TO DO
Your answer must be every line of the data that contains "title".

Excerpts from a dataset

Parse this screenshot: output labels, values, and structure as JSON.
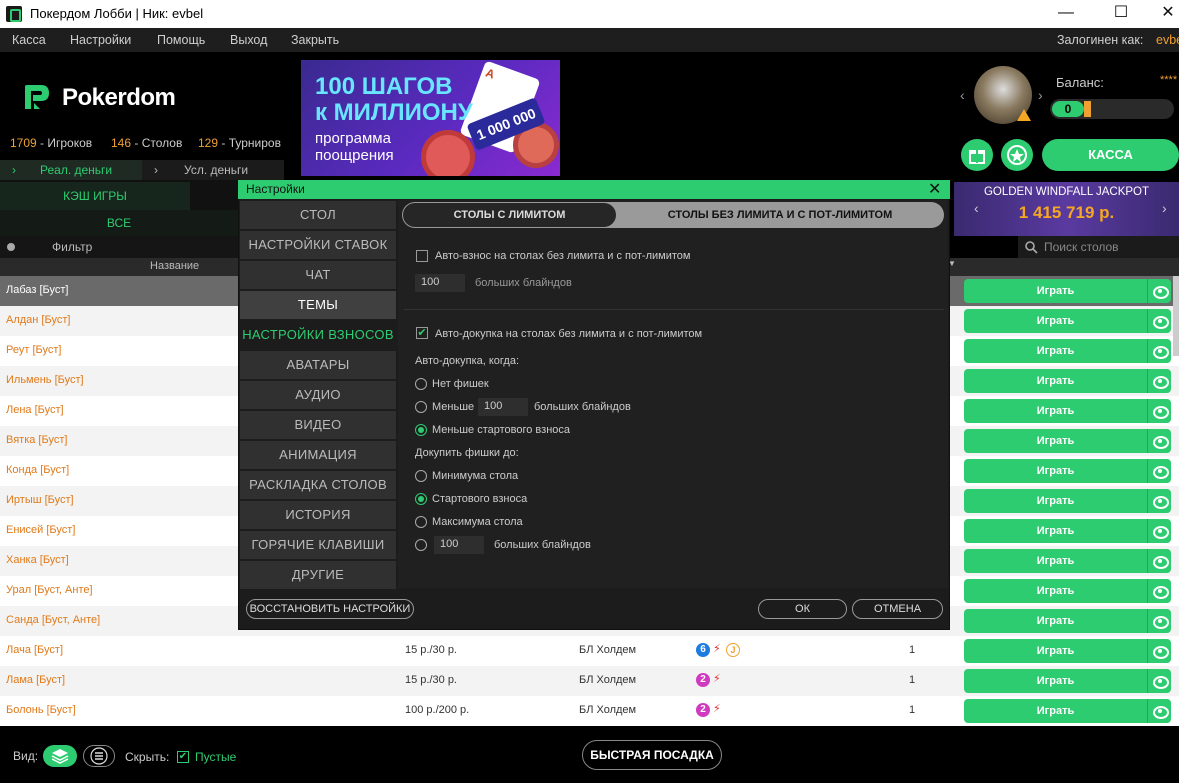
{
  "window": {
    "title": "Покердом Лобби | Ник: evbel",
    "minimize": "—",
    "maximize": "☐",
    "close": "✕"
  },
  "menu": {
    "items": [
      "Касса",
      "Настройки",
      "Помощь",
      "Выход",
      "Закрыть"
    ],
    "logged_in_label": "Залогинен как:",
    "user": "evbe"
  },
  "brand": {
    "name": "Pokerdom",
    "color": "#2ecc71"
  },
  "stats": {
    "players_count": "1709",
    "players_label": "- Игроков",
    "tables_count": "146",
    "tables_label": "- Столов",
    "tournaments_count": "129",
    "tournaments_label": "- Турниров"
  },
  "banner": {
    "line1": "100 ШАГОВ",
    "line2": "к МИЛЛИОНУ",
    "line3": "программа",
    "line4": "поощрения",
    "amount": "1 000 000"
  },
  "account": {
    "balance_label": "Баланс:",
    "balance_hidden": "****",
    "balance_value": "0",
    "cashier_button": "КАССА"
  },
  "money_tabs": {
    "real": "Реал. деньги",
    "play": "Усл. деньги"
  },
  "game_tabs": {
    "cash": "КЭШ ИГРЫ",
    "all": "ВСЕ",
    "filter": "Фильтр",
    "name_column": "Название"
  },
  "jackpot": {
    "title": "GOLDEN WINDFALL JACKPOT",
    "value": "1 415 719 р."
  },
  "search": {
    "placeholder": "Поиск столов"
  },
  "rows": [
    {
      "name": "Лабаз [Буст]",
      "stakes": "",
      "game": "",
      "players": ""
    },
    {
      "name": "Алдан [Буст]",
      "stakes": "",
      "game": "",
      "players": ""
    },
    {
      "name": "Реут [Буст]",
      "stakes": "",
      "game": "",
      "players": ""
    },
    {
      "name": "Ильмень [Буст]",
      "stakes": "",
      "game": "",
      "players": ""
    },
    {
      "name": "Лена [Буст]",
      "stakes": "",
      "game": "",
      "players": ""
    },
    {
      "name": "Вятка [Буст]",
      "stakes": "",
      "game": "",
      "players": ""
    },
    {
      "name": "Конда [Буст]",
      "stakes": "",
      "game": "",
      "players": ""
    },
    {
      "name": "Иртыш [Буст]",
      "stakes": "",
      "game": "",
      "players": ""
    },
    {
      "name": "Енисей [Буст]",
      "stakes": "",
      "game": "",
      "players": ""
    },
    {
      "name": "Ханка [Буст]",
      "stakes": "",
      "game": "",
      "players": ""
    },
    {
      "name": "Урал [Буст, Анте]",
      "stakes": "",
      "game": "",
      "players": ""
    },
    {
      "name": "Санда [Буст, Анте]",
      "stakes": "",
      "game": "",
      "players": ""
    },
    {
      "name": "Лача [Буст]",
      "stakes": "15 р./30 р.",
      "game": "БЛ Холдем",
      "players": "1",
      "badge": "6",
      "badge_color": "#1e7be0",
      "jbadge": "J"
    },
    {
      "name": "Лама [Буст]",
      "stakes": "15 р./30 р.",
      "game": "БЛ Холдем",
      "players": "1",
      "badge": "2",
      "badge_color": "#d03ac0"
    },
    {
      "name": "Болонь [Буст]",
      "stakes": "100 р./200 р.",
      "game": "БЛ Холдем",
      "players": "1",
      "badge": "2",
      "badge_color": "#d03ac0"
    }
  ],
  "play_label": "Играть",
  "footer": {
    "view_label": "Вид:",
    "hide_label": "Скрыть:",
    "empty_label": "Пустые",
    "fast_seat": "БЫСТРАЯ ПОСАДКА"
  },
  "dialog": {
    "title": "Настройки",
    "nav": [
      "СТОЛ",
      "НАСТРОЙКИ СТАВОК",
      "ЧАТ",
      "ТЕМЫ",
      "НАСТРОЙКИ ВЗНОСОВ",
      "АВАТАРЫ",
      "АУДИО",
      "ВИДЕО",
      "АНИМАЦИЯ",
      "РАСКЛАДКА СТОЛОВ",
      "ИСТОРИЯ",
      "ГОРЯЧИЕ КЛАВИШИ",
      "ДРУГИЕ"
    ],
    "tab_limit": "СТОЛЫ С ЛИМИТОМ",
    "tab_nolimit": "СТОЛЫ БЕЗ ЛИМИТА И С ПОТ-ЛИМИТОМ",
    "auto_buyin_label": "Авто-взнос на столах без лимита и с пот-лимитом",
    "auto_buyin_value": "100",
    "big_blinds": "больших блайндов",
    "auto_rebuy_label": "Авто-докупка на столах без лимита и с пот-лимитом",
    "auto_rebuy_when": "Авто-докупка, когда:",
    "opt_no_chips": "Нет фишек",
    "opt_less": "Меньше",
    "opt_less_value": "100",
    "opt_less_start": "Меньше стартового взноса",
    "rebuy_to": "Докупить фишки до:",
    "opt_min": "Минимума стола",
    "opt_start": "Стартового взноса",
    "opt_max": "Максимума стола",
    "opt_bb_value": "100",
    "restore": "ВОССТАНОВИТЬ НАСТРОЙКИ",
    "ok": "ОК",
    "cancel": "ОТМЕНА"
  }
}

WRITTEN RESPONSE
    "title": "Покердом Лобби | Ник: evbel",
    "title": "GOLDEN WINDFALL JACKPOT",
    "title": "Настройки",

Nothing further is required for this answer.